Monthly Archives: May 2012

Weekday Sourdoughs

Using a 2-times daily feeding liquid starter (1:2:2) and the Tartine country bread formula, I’ve been baking a steady supply of sourdough throughout the week.  This batch was six 500g batards, though my poor peel technique resulted in loading the oven with 3 breads at a time.  Terribly inefficient and the second batch were a little manhandled.

Bake was 475 degrees F, 20 minutes on steam and 10 minutes vented.

Here’s pictures of the first batch ala Instagram:Instagram Sourdough Batards

And the crumb:

Instagram Sourdough crumb



Steam Injection with an Espresso Machine

Steam does marvelous things for bread, hospital and home bakers have used a variety of techniques to inject steam into a home oven.  Fortunately for me, the Haussler comes equipped with funnel that pours water into a drip pan.

Unfortunately for me, the Haussler doesn’t generate a lot of steam.  While baguettes look good, boules and large batards do not exhibit the tell tale ear of a well sprung loaf.  In order to rectify this, I decided to inject steam via an espresso machine.

With the temporary plumbing (not very steam/heat friendly tubing), I injected steam for 2 minutes at 1/4 power.

The initial attempt was a modest success.  There were no explosions or damage of kitchen equipment.  The bread looked more or less like the stock steam generation method, with one exception.  The blond batard in the back row did have a start of the ear.

Men Who Bake Their Own Bread
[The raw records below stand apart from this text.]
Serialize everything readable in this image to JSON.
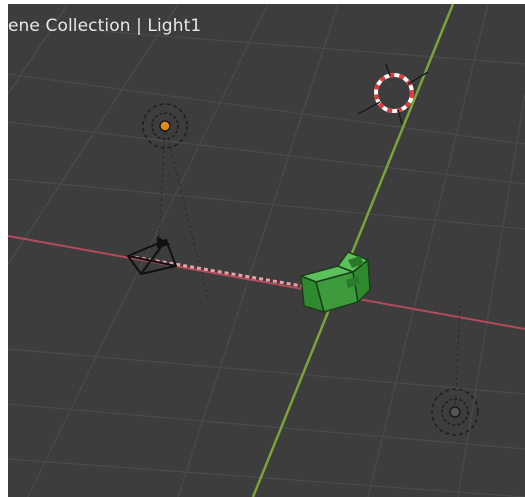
{
  "viewport": {
    "scene_label": "ene Collection | Light1",
    "colors": {
      "background": "#3d3d3d",
      "grid": "#4a4a4a",
      "x_axis": "#b24b5a",
      "y_axis": "#7da23a",
      "selected_object": "#3d9a3d",
      "light_active": "#e08a1e",
      "camera": "#111111"
    },
    "objects": {
      "camera": {
        "name": "camera-icon"
      },
      "light_selected": {
        "name": "light-selected-icon"
      },
      "light_secondary": {
        "name": "light-icon"
      },
      "sun_target": {
        "name": "target-icon"
      },
      "mesh": {
        "name": "cube-mesh"
      }
    }
  }
}
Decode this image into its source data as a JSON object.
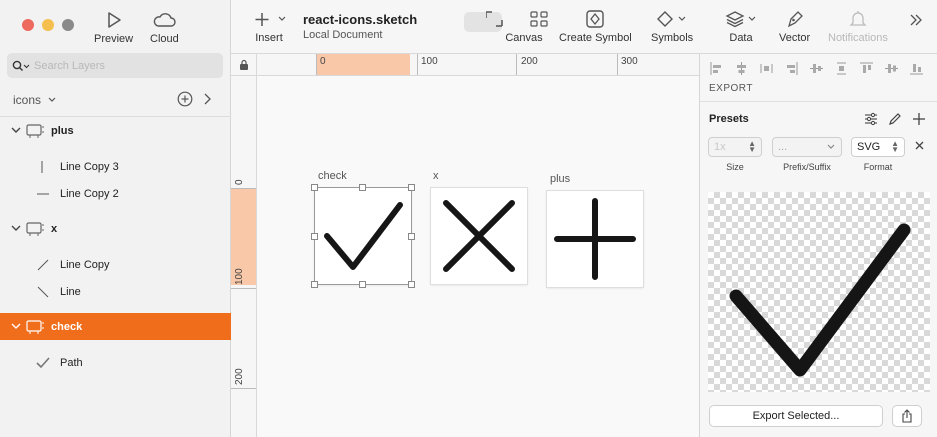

As I was taking SFBI’s Sourdough at Home course over the weekend, there UK’s The Independent ran an article: “Dough Nuts: There’s a new breed of amateur foodie – men who bake their own bread.”  The majority of the weekend bread baking class were men, and those who had previously attempted sourdoughs before class were men.  It was interesting that most of the woman in the class were the new bread bakers in the group.

While I didn’t speak to every man taking the class, the discussions I had were quite fascinating.  We talked of the formulas being used, current breads being made, what issues were had, and ultimately what equipment we used.

As you can imagine, there was a variety of baking tools.  One person was building a wood burning oven, one person modified their home oven for steam injection, and another person build a dedicated proofer from a refrigerator.  I took the easy way out and bought a bread oven, but the ingenuity of my fellow home bakers was quite impressive.

Not to be outdone, I’m going to have to modify the Haussler.  While there is a steam drip tray, similar to some wood burning ovens, there isn’t that much steam production.   Because I don’t want to waste floor space with a cast iron pan, I’ll go with force induction.  At this point in time, it looks like I’ll re-purpose our espresso machine for the greater good.

And I think that’s it.  Bread baking is one of those hobbies that offers a confluence of activities that draw men: craft in making the bread, creativity in the variety and style bread, and creation or novel use of tools.  We only need to have home bread baking competitions to complete hobby.

2 Batches of Baguettes

Mid-week bread baking was successful as I found a way to work the Tartine recipe into a weekday schedule.
1. Feed starter at night
2. Leaven the next morning
3. Mix and shape the dough in the evening
4. Proof overnight
5. Bake the following morning.

In total time, salve that’s 2.5 days. But since I was able to stack schedules, page I baked two days in the row.

The first day, I baked 650g batards. Of the 6 batards made, only 2 were photo worthy. All 6 had nice rise and had a moist crumb.

The second day, I baked twelve 325g baguettes. While my standard recipe baguette recipe yielded physically larger loafs with better rise, the coloring and ear was more pronounced on the sourdoughs. Still can’t get the proper overlap of scores. This will require more work.

Sourdough baguettes

Because I made twelve baguettes, I needed to bake in two batches. For the first batch, the stone oven was a comfortable 475 degrees. By the second batch, the stone oven had dropped to 425 degrees. As you can imagine, two very different breads.

Lower and higher heat baguettes

Rise, color, interior texture was less desirable on the lower temperature bread.

At 475 degrees:
Sourdough baguette frontal

At 425 degrees:
Sourdough baguette frontal low heat

While this matters if you’re making baguettes to sell, for co-workers, the blond baguettes are still desirable. Here’s the dozen, packed and ready to go.

Baguettes in a bag